In Mexico, as elsewhere, the national space, that network of places where the people interact with state institutions, is constantly changing. How it does so, how it develops, is a historical process-a process that Claudio Lomnitz exposes, explores, and theorizes in this book, which develops a distinct view of the cultural politics of nation building in Mexico. Lomnitz highlights the varied, evolving, and often conflicting efforts that have been made by Mexicans over the past two centuries to imagine, organize, represent, and know their country, its relations with the wider world, and its internal differences and inequalities.

A Mexican scholar now teaching in the United States, Lomnitz combines an intimate knowledge of how Mexican intellectual production works with a certain political and analytical distance from the process of production itself. A wide-ranging reflection on the role of time and space in forging Mexican discourses on the nation and the positioning of Mexican intellectuals in postrevolutionary political culture and in Mexico’s public sphere.
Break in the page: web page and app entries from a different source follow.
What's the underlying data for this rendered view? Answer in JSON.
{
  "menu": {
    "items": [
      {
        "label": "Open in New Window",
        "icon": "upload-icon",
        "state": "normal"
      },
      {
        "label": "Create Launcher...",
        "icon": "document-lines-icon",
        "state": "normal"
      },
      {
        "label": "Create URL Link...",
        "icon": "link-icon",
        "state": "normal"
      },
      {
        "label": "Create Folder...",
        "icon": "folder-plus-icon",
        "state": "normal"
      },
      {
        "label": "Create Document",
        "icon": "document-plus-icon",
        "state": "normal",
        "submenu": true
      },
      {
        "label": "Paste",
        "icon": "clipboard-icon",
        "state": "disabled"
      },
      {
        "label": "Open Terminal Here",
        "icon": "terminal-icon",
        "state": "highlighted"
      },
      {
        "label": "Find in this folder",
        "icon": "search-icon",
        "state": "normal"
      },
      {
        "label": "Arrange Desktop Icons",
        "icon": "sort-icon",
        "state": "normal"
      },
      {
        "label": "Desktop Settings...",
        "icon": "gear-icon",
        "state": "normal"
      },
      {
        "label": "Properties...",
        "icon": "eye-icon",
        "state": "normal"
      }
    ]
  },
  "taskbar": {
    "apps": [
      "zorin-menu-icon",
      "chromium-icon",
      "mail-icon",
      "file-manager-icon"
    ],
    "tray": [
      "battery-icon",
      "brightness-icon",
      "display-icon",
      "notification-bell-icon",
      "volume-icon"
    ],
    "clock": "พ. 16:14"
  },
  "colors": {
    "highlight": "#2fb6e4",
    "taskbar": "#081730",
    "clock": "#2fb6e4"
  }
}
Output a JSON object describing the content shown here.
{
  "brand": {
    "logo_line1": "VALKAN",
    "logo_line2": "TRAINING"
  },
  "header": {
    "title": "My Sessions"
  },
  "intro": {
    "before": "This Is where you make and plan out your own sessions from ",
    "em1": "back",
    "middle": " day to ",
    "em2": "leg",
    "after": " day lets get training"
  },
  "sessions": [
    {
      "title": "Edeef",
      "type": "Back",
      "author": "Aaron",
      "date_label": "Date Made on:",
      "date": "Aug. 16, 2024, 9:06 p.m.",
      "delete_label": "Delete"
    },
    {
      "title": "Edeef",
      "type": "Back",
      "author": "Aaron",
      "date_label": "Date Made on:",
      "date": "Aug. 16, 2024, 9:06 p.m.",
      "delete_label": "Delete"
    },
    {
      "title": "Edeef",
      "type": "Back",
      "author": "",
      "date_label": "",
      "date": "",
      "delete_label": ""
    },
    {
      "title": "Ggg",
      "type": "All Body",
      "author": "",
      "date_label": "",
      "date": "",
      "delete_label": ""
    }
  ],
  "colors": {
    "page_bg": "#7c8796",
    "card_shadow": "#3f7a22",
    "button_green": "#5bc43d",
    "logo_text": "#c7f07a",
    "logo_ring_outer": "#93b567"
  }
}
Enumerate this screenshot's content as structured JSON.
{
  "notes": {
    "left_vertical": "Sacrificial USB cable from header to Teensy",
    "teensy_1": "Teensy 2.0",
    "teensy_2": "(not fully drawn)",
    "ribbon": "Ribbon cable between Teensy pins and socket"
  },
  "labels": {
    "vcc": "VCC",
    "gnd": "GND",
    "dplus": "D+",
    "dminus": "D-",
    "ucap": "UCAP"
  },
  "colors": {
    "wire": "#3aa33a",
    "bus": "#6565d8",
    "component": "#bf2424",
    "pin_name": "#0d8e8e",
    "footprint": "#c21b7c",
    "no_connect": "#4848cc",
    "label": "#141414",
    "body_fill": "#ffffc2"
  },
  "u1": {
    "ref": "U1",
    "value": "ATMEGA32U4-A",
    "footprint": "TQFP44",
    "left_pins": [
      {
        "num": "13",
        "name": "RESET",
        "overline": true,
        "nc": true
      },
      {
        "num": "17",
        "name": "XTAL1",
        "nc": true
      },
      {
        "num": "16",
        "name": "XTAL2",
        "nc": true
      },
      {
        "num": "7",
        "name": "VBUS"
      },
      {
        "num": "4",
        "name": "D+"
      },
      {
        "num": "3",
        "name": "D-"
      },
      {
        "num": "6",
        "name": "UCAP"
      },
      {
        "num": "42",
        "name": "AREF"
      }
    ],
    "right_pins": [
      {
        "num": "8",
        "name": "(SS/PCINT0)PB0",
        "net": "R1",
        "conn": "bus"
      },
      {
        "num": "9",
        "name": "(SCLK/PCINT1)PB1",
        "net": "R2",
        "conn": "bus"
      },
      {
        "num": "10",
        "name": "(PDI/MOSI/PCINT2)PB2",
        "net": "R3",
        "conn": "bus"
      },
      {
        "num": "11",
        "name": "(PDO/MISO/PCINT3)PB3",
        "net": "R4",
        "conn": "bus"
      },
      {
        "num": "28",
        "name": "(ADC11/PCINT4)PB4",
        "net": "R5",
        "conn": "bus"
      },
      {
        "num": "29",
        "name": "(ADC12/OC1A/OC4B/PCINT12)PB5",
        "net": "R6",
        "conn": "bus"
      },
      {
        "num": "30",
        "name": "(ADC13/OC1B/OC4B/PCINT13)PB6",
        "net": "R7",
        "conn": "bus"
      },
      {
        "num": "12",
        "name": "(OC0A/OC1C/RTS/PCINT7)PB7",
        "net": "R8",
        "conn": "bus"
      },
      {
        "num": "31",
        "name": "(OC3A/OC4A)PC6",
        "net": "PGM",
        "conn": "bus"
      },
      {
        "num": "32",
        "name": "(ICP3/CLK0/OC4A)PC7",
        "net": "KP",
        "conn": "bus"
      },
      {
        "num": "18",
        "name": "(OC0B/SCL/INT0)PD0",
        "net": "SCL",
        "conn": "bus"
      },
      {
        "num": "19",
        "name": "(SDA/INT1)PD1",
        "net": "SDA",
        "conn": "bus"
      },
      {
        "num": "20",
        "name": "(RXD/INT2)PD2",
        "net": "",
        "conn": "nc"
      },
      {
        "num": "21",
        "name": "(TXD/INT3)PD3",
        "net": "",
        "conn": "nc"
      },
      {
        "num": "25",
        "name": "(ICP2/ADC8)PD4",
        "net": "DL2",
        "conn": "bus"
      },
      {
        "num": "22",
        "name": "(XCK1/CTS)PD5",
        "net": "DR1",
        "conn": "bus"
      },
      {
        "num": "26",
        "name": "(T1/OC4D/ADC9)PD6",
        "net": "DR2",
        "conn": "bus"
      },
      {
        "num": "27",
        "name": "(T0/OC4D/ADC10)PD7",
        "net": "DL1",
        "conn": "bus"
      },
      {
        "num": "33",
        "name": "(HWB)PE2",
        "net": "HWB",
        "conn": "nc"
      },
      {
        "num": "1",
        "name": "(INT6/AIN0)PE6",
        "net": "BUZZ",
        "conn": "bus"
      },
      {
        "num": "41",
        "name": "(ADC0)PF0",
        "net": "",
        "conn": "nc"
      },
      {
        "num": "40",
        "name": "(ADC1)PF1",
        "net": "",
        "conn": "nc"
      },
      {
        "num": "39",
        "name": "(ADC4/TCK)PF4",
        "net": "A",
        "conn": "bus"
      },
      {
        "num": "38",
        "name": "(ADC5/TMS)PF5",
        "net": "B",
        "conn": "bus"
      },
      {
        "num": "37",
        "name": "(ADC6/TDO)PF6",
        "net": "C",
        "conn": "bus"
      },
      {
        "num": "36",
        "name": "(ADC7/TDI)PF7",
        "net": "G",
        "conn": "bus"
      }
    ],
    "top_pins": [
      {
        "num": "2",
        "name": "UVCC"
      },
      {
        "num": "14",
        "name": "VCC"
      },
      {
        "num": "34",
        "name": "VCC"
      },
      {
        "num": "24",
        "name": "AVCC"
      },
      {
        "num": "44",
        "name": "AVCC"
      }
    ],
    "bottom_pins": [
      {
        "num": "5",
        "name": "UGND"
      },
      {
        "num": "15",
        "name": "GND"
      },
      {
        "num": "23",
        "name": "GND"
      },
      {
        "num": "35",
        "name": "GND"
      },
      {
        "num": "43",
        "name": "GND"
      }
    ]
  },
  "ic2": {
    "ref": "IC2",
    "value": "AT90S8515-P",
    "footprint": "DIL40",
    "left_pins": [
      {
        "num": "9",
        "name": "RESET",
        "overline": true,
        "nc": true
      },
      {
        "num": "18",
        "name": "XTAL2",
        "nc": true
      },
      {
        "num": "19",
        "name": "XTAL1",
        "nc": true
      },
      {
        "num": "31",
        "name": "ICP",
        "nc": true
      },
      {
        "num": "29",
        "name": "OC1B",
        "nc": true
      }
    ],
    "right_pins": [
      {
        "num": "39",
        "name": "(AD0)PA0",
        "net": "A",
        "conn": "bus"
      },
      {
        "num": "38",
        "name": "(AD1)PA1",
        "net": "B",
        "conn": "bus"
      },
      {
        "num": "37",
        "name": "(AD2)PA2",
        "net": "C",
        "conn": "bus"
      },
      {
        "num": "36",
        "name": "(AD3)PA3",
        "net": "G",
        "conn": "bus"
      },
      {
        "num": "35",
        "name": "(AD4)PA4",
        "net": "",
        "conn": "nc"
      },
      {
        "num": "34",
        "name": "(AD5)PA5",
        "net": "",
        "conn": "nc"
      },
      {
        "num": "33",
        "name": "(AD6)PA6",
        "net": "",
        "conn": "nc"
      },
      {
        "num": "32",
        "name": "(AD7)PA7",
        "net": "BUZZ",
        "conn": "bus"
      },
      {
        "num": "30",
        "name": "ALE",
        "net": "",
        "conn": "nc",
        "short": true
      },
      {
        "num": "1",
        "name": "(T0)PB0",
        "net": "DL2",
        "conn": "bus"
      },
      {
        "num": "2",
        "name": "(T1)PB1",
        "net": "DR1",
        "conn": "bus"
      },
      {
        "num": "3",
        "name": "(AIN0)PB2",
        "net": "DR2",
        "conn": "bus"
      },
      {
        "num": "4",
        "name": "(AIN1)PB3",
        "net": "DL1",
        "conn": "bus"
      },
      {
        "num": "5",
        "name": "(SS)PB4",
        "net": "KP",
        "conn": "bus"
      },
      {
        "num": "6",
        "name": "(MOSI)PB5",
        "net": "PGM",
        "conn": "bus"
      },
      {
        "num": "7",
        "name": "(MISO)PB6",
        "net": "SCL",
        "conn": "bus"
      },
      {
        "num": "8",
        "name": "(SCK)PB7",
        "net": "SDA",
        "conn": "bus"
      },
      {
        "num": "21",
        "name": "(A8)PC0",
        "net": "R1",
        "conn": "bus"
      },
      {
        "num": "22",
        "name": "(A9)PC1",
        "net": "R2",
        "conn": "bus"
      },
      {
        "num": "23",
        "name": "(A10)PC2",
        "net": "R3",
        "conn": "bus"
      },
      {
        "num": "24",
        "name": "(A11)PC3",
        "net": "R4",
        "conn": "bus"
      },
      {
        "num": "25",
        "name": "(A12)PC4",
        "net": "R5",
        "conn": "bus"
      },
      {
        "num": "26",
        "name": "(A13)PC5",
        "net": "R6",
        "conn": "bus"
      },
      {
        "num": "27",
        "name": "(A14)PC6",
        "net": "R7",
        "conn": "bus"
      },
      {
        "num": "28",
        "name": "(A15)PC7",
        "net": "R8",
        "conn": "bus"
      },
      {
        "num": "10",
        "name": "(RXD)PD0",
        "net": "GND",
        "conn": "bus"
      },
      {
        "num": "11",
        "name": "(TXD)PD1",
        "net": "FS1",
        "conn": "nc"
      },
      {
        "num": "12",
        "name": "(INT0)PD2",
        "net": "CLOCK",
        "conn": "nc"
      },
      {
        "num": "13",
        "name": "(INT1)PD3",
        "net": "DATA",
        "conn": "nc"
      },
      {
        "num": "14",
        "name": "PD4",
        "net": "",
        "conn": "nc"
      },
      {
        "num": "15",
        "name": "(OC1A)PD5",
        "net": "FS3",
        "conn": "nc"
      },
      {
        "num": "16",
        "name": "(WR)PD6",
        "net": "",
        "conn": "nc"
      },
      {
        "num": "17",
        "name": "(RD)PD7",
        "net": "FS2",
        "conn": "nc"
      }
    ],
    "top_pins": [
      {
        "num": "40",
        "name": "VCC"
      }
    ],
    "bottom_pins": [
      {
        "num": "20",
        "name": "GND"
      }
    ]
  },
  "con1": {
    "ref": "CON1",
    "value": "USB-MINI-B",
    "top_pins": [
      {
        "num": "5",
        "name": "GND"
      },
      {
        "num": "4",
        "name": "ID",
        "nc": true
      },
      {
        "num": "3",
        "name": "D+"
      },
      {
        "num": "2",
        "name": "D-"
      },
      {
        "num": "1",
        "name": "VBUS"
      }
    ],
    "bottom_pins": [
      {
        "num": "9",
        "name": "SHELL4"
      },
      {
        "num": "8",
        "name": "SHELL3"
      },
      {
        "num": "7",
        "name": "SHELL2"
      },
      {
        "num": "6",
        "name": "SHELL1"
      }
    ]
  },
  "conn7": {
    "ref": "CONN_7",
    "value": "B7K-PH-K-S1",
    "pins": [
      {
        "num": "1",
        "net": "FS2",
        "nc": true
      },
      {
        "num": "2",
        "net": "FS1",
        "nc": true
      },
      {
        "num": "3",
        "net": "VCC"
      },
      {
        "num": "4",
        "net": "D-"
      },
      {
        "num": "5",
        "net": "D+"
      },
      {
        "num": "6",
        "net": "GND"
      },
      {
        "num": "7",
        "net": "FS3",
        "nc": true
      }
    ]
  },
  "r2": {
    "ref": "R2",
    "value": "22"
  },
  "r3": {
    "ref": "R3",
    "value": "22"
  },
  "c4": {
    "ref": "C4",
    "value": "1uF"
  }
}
American Historical Review

In Mexico, as elsewhere, the national space, that network of places where the people interact with state institutions, is constantly changing. How it does so, how it develops, is a historical process-a process that Claudio Lomnitz exposes and investigates in this book, which develops a distinct view of the cultural politics of nation building in Mexico. Lomnitz highlights the varied, evolving, and often conflicting efforts that have been made by Mexicans over the past two centuries to imagine, organize, represent, and know their country, its relations with the wider world, and its internal differences and inequalities. Firmly based on particulars and committed to the specificity of such thinking, this book also has broad implications for how a theoretically informed history can and should be done.

An exploration of Mexican national space by way of an analysis of nationalism, the public sphere, and knowledge production, Deep Mexico, Silent Mexico brings an original perspective to the dynamics of national cultural production on the periphery. Its blending of theoretical innovation, historical inquiry, and critical engagement provides a new model for the writing of history and anthropology in contemporary Mexico and beyond.

Public Worlds Series, volume 9

Deep Mexico, Silent Mexico

Claudio Lomnitz is professor of history and anthropology at the University of Chicago.

Deep Mexico, Silent Mexico

A Mexican scholar now teaching in the United States, Lomnitz combines an intimate knowledge of how Mexican intellectual production works with a certain political and analytical distance from the process of production itself. A wide-ranging reflection on the role of time and space in forging Mexican discourses on the nation and the positioning of Mexican intellectuals in postrevolutionary political culture and in Mexico’s public sphere.

American Historical Review